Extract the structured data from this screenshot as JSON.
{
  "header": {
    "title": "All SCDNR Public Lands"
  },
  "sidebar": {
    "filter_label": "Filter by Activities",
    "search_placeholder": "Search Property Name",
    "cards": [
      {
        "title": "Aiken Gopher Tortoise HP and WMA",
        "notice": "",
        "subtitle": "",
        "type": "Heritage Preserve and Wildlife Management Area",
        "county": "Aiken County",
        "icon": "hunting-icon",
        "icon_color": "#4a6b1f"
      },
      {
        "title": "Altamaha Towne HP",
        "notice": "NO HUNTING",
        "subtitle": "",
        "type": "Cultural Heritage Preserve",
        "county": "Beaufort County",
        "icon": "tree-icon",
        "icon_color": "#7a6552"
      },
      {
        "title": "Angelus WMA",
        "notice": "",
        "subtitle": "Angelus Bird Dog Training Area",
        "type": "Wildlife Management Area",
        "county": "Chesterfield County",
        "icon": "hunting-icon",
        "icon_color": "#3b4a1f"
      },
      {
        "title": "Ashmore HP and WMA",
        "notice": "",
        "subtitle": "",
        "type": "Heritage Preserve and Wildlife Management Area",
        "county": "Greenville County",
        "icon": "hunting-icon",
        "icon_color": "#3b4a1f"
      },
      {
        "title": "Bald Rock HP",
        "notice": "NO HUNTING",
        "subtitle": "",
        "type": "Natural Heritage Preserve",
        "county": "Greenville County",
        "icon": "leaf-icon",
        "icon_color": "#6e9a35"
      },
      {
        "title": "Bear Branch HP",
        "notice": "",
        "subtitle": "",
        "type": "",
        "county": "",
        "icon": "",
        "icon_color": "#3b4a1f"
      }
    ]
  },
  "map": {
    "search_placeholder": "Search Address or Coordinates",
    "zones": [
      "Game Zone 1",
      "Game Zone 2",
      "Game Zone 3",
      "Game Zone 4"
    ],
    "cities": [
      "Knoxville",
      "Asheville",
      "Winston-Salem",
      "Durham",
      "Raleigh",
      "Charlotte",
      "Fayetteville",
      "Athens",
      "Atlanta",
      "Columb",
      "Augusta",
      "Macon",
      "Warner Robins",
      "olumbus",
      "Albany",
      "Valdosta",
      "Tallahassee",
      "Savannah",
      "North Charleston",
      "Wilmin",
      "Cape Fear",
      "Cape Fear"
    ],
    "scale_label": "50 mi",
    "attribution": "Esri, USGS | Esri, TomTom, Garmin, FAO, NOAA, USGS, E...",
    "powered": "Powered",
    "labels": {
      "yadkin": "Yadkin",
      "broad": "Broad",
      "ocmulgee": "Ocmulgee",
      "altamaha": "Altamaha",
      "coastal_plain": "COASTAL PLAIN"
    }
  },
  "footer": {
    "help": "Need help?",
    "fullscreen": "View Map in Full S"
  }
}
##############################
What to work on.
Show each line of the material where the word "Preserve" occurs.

Response below.
        "type": "Heritage Preserve and Wildlife Management Area",
        "type": "Cultural Heritage Preserve",
        "type": "Heritage Preserve and Wildlife Management Area",
        "type": "Natural Heritage Preserve",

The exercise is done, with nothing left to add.